Entries supplied ::

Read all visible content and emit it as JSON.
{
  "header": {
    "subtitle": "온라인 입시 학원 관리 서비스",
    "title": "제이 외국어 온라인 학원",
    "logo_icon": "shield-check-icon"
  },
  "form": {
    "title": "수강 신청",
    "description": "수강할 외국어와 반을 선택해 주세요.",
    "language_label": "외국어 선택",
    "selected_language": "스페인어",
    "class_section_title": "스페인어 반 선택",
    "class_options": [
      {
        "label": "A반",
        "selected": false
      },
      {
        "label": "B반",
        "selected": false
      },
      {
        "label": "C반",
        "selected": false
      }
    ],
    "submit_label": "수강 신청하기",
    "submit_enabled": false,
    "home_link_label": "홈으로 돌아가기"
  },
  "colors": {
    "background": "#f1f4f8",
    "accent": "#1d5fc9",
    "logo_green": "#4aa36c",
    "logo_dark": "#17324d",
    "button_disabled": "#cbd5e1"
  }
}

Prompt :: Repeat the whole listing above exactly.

Task answer ::
Read all visible content and emit it as JSON.
{
  "header": {
    "subtitle": "온라인 입시 학원 관리 서비스",
    "title": "제이 외국어 온라인 학원",
    "logo_icon": "shield-check-icon"
  },
  "form": {
    "title": "수강 신청",
    "description": "수강할 외국어와 반을 선택해 주세요.",
    "language_label": "외국어 선택",
    "selected_language": "스페인어",
    "class_section_title": "스페인어 반 선택",
    "class_options": [
      {
        "label": "A반",
        "selected": false
      },
      {
        "label": "B반",
        "selected": false
      },
      {
        "label": "C반",
        "selected": false
      }
    ],
    "submit_label": "수강 신청하기",
    "submit_enabled": false,
    "home_link_label": "홈으로 돌아가기"
  },
  "colors": {
    "background": "#f1f4f8",
    "accent": "#1d5fc9",
    "logo_green": "#4aa36c",
    "logo_dark": "#17324d",
    "button_disabled": "#cbd5e1"
  }
}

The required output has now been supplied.